DATA ->
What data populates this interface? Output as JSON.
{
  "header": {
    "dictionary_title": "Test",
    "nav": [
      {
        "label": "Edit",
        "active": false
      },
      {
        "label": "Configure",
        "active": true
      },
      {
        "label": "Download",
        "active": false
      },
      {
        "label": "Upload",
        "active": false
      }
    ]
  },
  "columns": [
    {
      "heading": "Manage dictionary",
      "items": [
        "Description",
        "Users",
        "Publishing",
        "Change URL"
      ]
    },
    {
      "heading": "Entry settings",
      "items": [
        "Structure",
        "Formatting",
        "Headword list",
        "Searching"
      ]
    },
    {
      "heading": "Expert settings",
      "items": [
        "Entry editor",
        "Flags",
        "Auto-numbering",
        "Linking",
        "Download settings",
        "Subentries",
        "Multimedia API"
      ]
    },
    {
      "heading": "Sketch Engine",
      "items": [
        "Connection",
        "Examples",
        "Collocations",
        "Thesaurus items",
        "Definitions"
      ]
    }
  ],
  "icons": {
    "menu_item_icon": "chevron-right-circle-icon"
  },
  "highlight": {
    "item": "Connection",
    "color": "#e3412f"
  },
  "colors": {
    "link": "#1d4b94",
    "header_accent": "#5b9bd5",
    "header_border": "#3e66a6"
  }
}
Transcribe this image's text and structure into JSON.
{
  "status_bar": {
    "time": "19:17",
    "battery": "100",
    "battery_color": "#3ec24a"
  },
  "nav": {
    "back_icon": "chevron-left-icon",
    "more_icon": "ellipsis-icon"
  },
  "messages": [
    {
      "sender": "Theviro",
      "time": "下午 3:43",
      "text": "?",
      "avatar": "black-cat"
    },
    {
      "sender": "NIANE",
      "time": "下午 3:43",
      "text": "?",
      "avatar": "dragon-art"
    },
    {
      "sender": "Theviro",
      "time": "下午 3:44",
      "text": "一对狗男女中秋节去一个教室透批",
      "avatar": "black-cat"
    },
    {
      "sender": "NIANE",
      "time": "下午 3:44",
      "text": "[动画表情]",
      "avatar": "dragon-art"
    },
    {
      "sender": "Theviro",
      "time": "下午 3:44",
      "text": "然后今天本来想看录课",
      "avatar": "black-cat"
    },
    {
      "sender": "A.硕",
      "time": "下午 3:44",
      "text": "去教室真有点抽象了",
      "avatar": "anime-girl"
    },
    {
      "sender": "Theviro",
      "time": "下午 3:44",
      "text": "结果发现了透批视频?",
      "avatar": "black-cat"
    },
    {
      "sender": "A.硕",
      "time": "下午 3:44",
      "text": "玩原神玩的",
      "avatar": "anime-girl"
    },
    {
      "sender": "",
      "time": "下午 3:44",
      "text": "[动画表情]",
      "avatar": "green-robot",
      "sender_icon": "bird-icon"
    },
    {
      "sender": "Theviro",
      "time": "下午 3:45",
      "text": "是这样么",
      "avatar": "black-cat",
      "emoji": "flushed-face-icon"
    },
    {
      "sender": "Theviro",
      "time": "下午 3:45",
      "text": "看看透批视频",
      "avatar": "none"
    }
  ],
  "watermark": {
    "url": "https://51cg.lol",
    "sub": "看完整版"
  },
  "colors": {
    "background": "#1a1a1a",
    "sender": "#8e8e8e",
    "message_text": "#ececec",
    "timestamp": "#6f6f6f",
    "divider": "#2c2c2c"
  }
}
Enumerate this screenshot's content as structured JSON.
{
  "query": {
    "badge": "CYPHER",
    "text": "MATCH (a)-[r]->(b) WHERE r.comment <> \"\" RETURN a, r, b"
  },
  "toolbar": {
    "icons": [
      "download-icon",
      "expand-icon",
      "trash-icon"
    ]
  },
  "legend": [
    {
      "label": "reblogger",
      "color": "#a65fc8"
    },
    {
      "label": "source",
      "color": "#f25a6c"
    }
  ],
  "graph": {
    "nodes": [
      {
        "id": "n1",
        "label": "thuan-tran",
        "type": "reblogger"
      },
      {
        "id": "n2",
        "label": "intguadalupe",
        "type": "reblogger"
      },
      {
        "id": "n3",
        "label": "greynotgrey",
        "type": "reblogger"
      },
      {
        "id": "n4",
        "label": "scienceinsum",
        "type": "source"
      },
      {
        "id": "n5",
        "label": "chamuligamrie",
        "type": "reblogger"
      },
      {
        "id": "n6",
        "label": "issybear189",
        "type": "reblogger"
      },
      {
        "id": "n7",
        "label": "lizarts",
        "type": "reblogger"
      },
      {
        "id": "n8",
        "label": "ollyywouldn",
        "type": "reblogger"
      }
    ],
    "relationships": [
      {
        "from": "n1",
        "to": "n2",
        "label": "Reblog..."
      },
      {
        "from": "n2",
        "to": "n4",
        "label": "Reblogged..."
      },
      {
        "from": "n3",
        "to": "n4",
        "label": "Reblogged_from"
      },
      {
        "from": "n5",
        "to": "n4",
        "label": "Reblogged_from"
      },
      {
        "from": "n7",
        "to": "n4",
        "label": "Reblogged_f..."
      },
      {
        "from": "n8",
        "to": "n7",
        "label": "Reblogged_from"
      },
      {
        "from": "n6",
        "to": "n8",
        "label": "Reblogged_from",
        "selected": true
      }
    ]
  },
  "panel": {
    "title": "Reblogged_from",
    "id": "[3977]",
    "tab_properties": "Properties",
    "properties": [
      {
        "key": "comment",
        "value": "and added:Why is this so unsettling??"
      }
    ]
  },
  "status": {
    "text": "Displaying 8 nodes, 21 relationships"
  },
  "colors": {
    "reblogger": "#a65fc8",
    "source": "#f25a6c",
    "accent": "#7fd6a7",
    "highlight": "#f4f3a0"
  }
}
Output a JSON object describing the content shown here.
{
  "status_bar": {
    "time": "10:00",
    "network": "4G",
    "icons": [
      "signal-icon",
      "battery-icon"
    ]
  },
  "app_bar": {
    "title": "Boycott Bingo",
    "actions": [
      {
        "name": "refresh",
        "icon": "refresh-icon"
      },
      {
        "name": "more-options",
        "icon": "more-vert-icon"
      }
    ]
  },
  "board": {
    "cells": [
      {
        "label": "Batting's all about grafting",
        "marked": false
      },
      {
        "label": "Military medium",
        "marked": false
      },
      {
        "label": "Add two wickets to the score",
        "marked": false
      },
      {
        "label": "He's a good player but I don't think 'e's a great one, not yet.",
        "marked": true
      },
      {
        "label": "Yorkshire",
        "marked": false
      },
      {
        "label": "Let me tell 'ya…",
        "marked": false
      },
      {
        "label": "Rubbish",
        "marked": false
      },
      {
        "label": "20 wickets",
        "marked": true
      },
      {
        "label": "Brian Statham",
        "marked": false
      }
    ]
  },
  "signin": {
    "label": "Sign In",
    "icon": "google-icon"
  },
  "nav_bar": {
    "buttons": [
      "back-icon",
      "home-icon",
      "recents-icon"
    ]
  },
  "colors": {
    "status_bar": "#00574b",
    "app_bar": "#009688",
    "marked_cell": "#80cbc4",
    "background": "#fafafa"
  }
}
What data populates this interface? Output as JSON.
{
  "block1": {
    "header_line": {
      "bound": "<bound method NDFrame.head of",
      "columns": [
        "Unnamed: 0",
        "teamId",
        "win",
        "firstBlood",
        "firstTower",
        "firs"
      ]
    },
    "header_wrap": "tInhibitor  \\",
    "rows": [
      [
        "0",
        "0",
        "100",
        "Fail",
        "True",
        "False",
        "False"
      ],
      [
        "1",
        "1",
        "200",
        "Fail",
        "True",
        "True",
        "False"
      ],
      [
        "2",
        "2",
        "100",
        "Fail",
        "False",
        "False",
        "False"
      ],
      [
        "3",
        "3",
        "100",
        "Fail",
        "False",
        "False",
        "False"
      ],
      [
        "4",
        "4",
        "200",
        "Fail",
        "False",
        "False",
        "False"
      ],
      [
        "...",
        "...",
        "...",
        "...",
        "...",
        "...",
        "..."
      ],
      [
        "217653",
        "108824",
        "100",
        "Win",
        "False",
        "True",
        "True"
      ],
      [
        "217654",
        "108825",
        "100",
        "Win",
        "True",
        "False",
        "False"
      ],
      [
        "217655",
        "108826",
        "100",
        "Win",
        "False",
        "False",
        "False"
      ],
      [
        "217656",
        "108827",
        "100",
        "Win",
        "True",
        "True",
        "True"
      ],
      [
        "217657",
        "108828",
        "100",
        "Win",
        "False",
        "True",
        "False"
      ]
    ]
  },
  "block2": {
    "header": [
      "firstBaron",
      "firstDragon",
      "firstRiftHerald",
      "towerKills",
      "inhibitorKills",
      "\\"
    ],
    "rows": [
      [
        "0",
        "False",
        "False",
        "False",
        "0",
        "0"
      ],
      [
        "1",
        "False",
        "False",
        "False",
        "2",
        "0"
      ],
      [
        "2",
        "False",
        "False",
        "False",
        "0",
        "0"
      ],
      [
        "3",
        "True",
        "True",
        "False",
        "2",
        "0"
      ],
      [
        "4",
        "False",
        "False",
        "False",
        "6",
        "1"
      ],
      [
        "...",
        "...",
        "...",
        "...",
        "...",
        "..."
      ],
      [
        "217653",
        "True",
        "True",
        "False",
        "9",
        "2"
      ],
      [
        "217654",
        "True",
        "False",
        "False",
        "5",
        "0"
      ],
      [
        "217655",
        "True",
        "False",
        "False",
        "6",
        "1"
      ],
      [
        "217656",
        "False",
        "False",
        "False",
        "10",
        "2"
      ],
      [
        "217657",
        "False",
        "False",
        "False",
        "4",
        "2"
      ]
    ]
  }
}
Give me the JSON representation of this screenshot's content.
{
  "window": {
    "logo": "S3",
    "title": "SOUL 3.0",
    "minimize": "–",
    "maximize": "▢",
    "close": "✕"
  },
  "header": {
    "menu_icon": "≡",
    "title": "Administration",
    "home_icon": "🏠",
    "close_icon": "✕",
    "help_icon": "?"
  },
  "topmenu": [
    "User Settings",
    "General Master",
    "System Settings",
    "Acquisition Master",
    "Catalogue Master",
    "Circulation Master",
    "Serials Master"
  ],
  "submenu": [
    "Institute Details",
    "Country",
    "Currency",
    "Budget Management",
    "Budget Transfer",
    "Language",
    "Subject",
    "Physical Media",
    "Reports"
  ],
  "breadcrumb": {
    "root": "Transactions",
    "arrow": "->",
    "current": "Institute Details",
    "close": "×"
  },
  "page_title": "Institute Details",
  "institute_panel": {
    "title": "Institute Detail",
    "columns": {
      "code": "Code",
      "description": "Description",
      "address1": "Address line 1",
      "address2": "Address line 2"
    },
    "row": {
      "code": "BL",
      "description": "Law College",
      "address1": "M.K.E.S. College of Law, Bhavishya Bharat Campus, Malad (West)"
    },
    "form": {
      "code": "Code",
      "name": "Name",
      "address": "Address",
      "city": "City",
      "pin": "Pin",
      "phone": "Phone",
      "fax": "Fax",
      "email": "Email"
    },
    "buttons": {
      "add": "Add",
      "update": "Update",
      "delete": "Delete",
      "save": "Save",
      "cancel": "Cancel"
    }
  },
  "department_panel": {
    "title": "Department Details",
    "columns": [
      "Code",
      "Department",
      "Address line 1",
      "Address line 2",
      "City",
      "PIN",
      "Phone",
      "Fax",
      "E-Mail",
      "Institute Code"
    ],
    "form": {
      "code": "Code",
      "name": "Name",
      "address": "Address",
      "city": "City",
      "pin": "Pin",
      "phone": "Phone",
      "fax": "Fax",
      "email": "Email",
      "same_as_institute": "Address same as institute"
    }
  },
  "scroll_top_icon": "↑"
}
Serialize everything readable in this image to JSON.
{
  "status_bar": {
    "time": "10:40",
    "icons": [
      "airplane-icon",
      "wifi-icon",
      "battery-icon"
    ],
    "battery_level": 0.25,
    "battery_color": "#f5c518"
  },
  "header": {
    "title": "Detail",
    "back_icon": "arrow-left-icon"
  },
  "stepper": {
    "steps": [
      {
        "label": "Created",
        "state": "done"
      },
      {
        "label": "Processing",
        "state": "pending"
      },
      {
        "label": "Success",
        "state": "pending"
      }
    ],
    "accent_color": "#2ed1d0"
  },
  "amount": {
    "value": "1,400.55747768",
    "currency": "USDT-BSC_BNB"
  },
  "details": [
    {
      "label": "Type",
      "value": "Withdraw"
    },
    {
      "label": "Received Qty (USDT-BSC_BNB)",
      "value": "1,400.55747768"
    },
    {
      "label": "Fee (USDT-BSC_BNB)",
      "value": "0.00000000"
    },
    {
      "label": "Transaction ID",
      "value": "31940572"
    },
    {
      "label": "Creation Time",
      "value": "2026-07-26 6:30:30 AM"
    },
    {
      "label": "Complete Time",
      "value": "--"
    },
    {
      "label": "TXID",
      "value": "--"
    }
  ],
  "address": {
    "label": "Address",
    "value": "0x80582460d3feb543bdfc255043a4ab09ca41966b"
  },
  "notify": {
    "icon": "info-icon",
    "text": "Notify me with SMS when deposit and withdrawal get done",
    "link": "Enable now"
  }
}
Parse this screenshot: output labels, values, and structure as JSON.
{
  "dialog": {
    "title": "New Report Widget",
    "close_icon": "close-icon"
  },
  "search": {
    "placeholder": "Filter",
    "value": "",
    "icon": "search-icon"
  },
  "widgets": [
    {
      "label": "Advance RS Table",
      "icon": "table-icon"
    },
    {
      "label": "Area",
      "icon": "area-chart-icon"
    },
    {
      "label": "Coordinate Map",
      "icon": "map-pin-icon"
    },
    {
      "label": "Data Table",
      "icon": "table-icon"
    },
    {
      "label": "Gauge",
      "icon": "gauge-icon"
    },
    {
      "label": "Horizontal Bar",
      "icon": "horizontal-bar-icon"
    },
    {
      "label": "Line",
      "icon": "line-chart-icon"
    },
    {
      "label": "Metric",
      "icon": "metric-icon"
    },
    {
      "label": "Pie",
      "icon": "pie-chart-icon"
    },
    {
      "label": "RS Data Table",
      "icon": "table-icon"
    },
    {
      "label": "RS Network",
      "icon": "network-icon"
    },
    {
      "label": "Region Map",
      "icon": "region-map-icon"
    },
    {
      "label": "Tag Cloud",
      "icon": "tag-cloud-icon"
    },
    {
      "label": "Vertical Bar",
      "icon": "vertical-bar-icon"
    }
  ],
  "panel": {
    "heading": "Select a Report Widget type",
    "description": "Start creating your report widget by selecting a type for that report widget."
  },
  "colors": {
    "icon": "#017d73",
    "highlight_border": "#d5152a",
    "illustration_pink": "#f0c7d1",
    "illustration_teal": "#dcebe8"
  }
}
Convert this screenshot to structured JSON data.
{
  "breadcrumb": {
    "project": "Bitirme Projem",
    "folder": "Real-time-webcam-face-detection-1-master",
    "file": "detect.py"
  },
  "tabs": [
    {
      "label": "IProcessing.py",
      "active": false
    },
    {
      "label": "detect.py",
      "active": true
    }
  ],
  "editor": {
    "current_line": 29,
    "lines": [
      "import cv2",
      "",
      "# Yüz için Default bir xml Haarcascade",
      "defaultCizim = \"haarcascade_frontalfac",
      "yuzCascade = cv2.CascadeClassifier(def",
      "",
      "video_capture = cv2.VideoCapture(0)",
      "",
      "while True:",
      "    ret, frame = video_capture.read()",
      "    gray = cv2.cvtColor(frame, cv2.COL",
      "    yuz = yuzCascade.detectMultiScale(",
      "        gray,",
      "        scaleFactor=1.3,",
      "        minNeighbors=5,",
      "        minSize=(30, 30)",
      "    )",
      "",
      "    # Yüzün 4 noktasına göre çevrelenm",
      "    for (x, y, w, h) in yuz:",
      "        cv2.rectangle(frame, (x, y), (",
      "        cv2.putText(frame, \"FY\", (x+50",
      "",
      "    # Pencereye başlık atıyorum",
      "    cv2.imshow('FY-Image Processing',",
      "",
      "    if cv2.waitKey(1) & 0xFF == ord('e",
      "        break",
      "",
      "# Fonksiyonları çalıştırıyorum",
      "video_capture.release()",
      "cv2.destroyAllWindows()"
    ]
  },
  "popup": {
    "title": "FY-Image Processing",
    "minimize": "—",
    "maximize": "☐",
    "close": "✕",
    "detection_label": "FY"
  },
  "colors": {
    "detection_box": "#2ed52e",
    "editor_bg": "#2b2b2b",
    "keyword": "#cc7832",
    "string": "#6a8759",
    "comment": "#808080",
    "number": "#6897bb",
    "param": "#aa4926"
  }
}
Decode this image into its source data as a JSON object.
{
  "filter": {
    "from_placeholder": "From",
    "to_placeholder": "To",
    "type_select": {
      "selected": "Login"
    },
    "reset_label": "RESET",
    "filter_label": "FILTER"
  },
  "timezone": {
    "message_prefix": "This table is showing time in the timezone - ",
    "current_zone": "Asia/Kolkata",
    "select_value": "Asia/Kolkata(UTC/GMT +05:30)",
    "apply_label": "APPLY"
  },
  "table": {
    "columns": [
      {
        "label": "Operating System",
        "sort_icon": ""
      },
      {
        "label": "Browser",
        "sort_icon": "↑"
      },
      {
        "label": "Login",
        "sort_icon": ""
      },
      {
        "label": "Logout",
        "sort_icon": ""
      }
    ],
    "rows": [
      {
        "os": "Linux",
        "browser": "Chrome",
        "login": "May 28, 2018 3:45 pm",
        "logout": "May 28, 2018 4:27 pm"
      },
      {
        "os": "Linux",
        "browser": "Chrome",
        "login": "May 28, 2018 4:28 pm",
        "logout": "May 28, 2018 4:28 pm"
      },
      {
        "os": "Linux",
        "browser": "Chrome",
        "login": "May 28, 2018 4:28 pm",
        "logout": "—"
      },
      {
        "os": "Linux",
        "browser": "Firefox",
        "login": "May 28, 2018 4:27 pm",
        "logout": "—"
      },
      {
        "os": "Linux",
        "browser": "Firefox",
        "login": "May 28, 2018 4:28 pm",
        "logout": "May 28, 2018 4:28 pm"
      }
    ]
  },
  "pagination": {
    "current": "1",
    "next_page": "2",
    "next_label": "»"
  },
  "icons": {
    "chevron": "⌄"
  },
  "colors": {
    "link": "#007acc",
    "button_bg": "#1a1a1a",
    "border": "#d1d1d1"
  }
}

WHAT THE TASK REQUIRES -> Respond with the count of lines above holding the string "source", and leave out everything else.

RESULT BELOW -> 4